=== About this exercise ===
Print all of the records. Exclude the images.

=== Data for the task ===
───

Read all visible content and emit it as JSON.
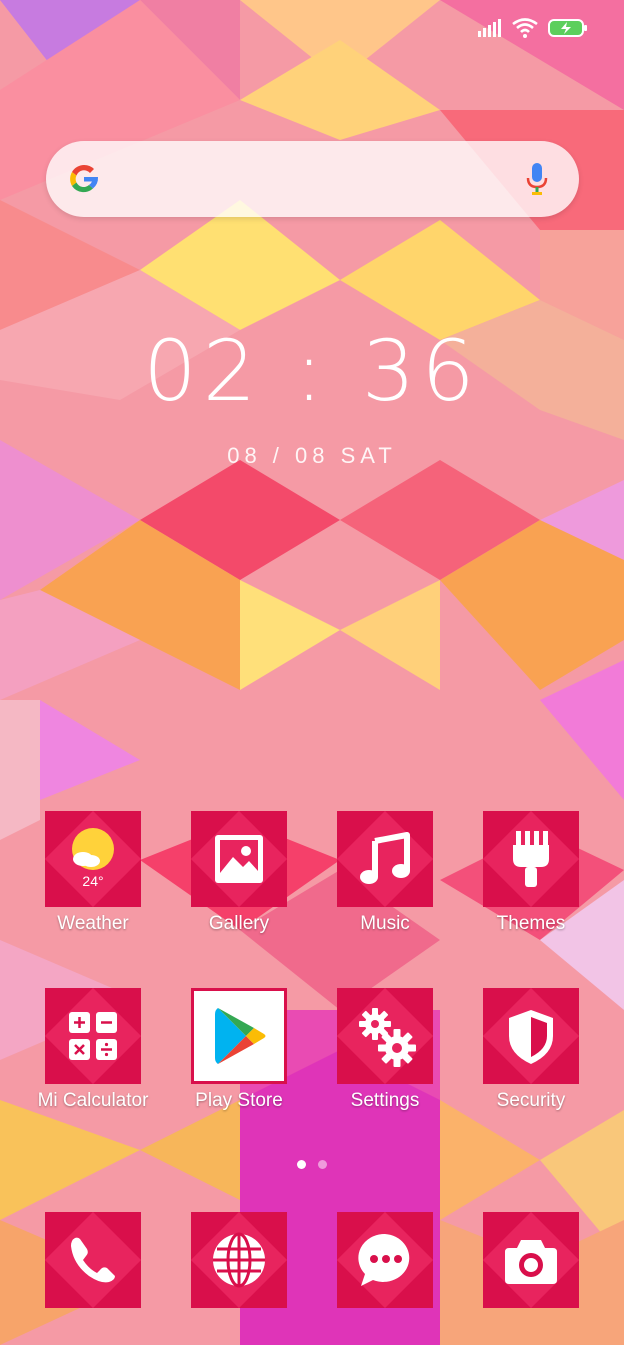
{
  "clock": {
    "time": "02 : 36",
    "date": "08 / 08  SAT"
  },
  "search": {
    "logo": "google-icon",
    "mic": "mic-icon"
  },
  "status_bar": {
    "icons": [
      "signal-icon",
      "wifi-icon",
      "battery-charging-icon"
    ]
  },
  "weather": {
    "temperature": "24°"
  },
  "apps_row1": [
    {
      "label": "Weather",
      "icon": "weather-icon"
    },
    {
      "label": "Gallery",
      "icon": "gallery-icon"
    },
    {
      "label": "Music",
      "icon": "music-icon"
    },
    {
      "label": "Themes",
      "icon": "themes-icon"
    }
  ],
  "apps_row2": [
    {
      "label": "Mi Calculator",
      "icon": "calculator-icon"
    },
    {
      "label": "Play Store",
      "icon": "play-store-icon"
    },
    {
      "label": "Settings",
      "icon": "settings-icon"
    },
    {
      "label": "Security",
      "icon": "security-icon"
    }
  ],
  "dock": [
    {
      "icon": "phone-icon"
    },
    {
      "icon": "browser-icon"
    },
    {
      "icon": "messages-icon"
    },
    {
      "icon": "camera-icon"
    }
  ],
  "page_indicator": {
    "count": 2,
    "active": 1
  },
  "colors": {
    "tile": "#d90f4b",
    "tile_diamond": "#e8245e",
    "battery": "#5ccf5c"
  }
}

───

=== Task response ===
Read all visible content and emit it as JSON.
{
  "clock": {
    "time": "02 : 36",
    "date": "08 / 08  SAT"
  },
  "search": {
    "logo": "google-icon",
    "mic": "mic-icon"
  },
  "status_bar": {
    "icons": [
      "signal-icon",
      "wifi-icon",
      "battery-charging-icon"
    ]
  },
  "weather": {
    "temperature": "24°"
  },
  "apps_row1": [
    {
      "label": "Weather",
      "icon": "weather-icon"
    },
    {
      "label": "Gallery",
      "icon": "gallery-icon"
    },
    {
      "label": "Music",
      "icon": "music-icon"
    },
    {
      "label": "Themes",
      "icon": "themes-icon"
    }
  ],
  "apps_row2": [
    {
      "label": "Mi Calculator",
      "icon": "calculator-icon"
    },
    {
      "label": "Play Store",
      "icon": "play-store-icon"
    },
    {
      "label": "Settings",
      "icon": "settings-icon"
    },
    {
      "label": "Security",
      "icon": "security-icon"
    }
  ],
  "dock": [
    {
      "icon": "phone-icon"
    },
    {
      "icon": "browser-icon"
    },
    {
      "icon": "messages-icon"
    },
    {
      "icon": "camera-icon"
    }
  ],
  "page_indicator": {
    "count": 2,
    "active": 1
  },
  "colors": {
    "tile": "#d90f4b",
    "tile_diamond": "#e8245e",
    "battery": "#5ccf5c"
  }
}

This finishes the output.